▶ [Exercise directions]: Reproduce the listing that follows, unchanged and complete.

▶ [Data to examine]:

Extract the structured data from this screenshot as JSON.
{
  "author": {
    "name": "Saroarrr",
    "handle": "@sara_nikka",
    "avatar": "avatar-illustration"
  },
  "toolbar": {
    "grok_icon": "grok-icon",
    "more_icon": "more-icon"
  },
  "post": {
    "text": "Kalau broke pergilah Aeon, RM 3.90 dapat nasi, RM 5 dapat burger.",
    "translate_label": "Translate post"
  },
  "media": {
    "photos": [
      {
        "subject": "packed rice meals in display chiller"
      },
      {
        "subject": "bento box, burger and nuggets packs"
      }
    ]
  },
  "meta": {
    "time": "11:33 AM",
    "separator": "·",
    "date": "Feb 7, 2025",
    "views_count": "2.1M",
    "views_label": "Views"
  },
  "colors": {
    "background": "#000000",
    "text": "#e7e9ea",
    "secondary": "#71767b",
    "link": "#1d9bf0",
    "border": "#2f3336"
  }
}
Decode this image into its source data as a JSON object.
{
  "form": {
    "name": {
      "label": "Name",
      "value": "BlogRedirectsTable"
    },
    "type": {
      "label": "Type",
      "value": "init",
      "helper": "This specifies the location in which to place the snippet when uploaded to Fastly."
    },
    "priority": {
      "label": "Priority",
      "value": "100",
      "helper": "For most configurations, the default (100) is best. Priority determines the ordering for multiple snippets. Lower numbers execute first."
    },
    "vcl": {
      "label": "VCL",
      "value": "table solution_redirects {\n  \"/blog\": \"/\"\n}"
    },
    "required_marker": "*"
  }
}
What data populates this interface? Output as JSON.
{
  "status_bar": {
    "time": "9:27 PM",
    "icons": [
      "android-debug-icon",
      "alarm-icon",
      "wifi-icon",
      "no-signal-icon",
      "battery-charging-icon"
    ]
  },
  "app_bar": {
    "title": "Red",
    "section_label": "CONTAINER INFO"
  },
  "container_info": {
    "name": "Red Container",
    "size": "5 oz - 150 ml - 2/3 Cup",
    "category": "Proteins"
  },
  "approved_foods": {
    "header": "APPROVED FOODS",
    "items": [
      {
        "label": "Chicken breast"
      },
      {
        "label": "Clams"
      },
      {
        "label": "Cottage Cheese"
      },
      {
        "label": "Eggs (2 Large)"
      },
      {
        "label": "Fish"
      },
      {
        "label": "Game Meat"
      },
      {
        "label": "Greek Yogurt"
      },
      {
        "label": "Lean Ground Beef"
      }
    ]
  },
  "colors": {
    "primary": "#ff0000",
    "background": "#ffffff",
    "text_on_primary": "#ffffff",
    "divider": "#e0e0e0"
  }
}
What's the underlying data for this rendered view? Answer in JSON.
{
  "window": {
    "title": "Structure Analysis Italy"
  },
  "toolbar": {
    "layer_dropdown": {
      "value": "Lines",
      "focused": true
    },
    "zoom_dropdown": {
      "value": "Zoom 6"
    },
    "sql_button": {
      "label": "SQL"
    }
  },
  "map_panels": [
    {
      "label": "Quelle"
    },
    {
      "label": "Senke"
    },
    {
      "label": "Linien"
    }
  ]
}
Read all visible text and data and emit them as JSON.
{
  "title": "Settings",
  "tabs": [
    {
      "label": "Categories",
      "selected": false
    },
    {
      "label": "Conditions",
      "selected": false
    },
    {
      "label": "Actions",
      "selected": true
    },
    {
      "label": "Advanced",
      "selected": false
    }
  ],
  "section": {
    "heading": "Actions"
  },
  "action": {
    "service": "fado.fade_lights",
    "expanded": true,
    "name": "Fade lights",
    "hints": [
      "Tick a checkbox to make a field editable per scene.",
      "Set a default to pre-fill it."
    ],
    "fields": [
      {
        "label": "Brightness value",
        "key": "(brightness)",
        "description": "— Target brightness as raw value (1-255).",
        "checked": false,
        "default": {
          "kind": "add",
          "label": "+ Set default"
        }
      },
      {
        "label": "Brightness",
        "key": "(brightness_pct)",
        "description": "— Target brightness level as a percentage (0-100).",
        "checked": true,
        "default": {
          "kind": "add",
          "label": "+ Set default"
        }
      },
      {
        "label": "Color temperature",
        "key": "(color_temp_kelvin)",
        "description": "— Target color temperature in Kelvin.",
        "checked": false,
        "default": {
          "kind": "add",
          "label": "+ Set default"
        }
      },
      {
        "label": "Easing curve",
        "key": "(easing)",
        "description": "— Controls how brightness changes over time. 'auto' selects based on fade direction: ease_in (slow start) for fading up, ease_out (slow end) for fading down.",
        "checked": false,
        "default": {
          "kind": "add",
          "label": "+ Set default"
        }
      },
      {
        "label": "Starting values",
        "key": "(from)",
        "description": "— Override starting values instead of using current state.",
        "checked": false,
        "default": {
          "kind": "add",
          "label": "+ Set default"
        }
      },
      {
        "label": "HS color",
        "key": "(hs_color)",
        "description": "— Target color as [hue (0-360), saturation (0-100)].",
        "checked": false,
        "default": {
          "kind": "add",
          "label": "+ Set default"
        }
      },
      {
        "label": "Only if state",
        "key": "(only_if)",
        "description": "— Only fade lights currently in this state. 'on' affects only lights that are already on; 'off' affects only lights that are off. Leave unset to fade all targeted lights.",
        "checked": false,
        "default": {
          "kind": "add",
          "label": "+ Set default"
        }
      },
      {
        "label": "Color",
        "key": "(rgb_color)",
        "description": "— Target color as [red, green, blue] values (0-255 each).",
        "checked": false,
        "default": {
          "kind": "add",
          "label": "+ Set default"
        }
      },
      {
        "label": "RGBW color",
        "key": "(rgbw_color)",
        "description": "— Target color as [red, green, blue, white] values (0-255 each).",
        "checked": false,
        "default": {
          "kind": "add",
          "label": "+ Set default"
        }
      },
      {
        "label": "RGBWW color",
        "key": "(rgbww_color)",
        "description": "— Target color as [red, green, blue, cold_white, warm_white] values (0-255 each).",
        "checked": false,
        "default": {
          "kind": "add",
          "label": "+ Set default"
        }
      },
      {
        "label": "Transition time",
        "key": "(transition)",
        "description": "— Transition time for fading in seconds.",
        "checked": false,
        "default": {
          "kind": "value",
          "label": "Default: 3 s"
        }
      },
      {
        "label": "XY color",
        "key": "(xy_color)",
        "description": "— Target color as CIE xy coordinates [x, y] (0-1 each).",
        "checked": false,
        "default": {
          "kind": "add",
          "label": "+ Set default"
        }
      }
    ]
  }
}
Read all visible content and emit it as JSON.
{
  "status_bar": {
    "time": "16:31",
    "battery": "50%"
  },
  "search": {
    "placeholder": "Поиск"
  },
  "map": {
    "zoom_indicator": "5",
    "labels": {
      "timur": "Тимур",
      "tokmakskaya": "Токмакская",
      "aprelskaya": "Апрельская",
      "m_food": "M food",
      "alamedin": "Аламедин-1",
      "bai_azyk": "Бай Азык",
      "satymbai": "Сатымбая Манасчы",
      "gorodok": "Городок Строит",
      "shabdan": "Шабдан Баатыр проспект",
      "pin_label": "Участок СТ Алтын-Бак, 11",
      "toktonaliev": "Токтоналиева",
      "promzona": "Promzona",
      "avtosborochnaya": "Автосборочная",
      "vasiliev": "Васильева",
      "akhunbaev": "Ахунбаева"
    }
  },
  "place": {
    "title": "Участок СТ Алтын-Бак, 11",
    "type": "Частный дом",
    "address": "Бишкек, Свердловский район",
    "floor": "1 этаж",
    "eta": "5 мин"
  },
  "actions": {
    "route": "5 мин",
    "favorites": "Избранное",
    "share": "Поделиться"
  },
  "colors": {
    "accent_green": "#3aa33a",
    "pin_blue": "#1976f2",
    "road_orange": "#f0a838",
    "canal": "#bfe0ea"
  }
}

▶ [The completed task]:
Extract the structured data from this screenshot as JSON.
{
  "author": {
    "name": "Saroarrr",
    "handle": "@sara_nikka",
    "avatar": "avatar-illustration"
  },
  "toolbar": {
    "grok_icon": "grok-icon",
    "more_icon": "more-icon"
  },
  "post": {
    "text": "Kalau broke pergilah Aeon, RM 3.90 dapat nasi, RM 5 dapat burger.",
    "translate_label": "Translate post"
  },
  "media": {
    "photos": [
      {
        "subject": "packed rice meals in display chiller"
      },
      {
        "subject": "bento box, burger and nuggets packs"
      }
    ]
  },
  "meta": {
    "time": "11:33 AM",
    "separator": "·",
    "date": "Feb 7, 2025",
    "views_count": "2.1M",
    "views_label": "Views"
  },
  "colors": {
    "background": "#000000",
    "text": "#e7e9ea",
    "secondary": "#71767b",
    "link": "#1d9bf0",
    "border": "#2f3336"
  }
}
Decode this image into its source data as a JSON object.
{
  "form": {
    "name": {
      "label": "Name",
      "value": "BlogRedirectsTable"
    },
    "type": {
      "label": "Type",
      "value": "init",
      "helper": "This specifies the location in which to place the snippet when uploaded to Fastly."
    },
    "priority": {
      "label": "Priority",
      "value": "100",
      "helper": "For most configurations, the default (100) is best. Priority determines the ordering for multiple snippets. Lower numbers execute first."
    },
    "vcl": {
      "label": "VCL",
      "value": "table solution_redirects {\n  \"/blog\": \"/\"\n}"
    },
    "required_marker": "*"
  }
}
What data populates this interface? Output as JSON.
{
  "status_bar": {
    "time": "9:27 PM",
    "icons": [
      "android-debug-icon",
      "alarm-icon",
      "wifi-icon",
      "no-signal-icon",
      "battery-charging-icon"
    ]
  },
  "app_bar": {
    "title": "Red",
    "section_label": "CONTAINER INFO"
  },
  "container_info": {
    "name": "Red Container",
    "size": "5 oz - 150 ml - 2/3 Cup",
    "category": "Proteins"
  },
  "approved_foods": {
    "header": "APPROVED FOODS",
    "items": [
      {
        "label": "Chicken breast"
      },
      {
        "label": "Clams"
      },
      {
        "label": "Cottage Cheese"
      },
      {
        "label": "Eggs (2 Large)"
      },
      {
        "label": "Fish"
      },
      {
        "label": "Game Meat"
      },
      {
        "label": "Greek Yogurt"
      },
      {
        "label": "Lean Ground Beef"
      }
    ]
  },
  "colors": {
    "primary": "#ff0000",
    "background": "#ffffff",
    "text_on_primary": "#ffffff",
    "divider": "#e0e0e0"
  }
}
What's the underlying data for this rendered view? Answer in JSON.
{
  "window": {
    "title": "Structure Analysis Italy"
  },
  "toolbar": {
    "layer_dropdown": {
      "value": "Lines",
      "focused": true
    },
    "zoom_dropdown": {
      "value": "Zoom 6"
    },
    "sql_button": {
      "label": "SQL"
    }
  },
  "map_panels": [
    {
      "label": "Quelle"
    },
    {
      "label": "Senke"
    },
    {
      "label": "Linien"
    }
  ]
}
Read all visible text and data and emit them as JSON.
{
  "title": "Settings",
  "tabs": [
    {
      "label": "Categories",
      "selected": false
    },
    {
      "label": "Conditions",
      "selected": false
    },
    {
      "label": "Actions",
      "selected": true
    },
    {
      "label": "Advanced",
      "selected": false
    }
  ],
  "section": {
    "heading": "Actions"
  },
  "action": {
    "service": "fado.fade_lights",
    "expanded": true,
    "name": "Fade lights",
    "hints": [
      "Tick a checkbox to make a field editable per scene.",
      "Set a default to pre-fill it."
    ],
    "fields": [
      {
        "label": "Brightness value",
        "key": "(brightness)",
        "description": "— Target brightness as raw value (1-255).",
        "checked": false,
        "default": {
          "kind": "add",
          "label": "+ Set default"
        }
      },
      {
        "label": "Brightness",
        "key": "(brightness_pct)",
        "description": "— Target brightness level as a percentage (0-100).",
        "checked": true,
        "default": {
          "kind": "add",
          "label": "+ Set default"
        }
      },
      {
        "label": "Color temperature",
        "key": "(color_temp_kelvin)",
        "description": "— Target color temperature in Kelvin.",
        "checked": false,
        "default": {
          "kind": "add",
          "label": "+ Set default"
        }
      },
      {
        "label": "Easing curve",
        "key": "(easing)",
        "description": "— Controls how brightness changes over time. 'auto' selects based on fade direction: ease_in (slow start) for fading up, ease_out (slow end) for fading down.",
        "checked": false,
        "default": {
          "kind": "add",
          "label": "+ Set default"
        }
      },
      {
        "label": "Starting values",
        "key": "(from)",
        "description": "— Override starting values instead of using current state.",
        "checked": false,
        "default": {
          "kind": "add",
          "label": "+ Set default"
        }
      },
      {
        "label": "HS color",
        "key": "(hs_color)",
        "description": "— Target color as [hue (0-360), saturation (0-100)].",
        "checked": false,
        "default": {
          "kind": "add",
          "label": "+ Set default"
        }
      },
      {
        "label": "Only if state",
        "key": "(only_if)",
        "description": "— Only fade lights currently in this state. 'on' affects only lights that are already on; 'off' affects only lights that are off. Leave unset to fade all targeted lights.",
        "checked": false,
        "default": {
          "kind": "add",
          "label": "+ Set default"
        }
      },
      {
        "label": "Color",
        "key": "(rgb_color)",
        "description": "— Target color as [red, green, blue] values (0-255 each).",
        "checked": false,
        "default": {
          "kind": "add",
          "label": "+ Set default"
        }
      },
      {
        "label": "RGBW color",
        "key": "(rgbw_color)",
        "description": "— Target color as [red, green, blue, white] values (0-255 each).",
        "checked": false,
        "default": {
          "kind": "add",
          "label": "+ Set default"
        }
      },
      {
        "label": "RGBWW color",
        "key": "(rgbww_color)",
        "description": "— Target color as [red, green, blue, cold_white, warm_white] values (0-255 each).",
        "checked": false,
        "default": {
          "kind": "add",
          "label": "+ Set default"
        }
      },
      {
        "label": "Transition time",
        "key": "(transition)",
        "description": "— Transition time for fading in seconds.",
        "checked": false,
        "default": {
          "kind": "value",
          "label": "Default: 3 s"
        }
      },
      {
        "label": "XY color",
        "key": "(xy_color)",
        "description": "— Target color as CIE xy coordinates [x, y] (0-1 each).",
        "checked": false,
        "default": {
          "kind": "add",
          "label": "+ Set default"
        }
      }
    ]
  }
}
Read all visible content and emit it as JSON.
{
  "status_bar": {
    "time": "16:31",
    "battery": "50%"
  },
  "search": {
    "placeholder": "Поиск"
  },
  "map": {
    "zoom_indicator": "5",
    "labels": {
      "timur": "Тимур",
      "tokmakskaya": "Токмакская",
      "aprelskaya": "Апрельская",
      "m_food": "M food",
      "alamedin": "Аламедин-1",
      "bai_azyk": "Бай Азык",
      "satymbai": "Сатымбая Манасчы",
      "gorodok": "Городок Строит",
      "shabdan": "Шабдан Баатыр проспект",
      "pin_label": "Участок СТ Алтын-Бак, 11",
      "toktonaliev": "Токтоналиева",
      "promzona": "Promzona",
      "avtosborochnaya": "Автосборочная",
      "vasiliev": "Васильева",
      "akhunbaev": "Ахунбаева"
    }
  },
  "place": {
    "title": "Участок СТ Алтын-Бак, 11",
    "type": "Частный дом",
    "address": "Бишкек, Свердловский район",
    "floor": "1 этаж",
    "eta": "5 мин"
  },
  "actions": {
    "route": "5 мин",
    "favorites": "Избранное",
    "share": "Поделиться"
  },
  "colors": {
    "accent_green": "#3aa33a",
    "pin_blue": "#1976f2",
    "road_orange": "#f0a838",
    "canal": "#bfe0ea"
  }
}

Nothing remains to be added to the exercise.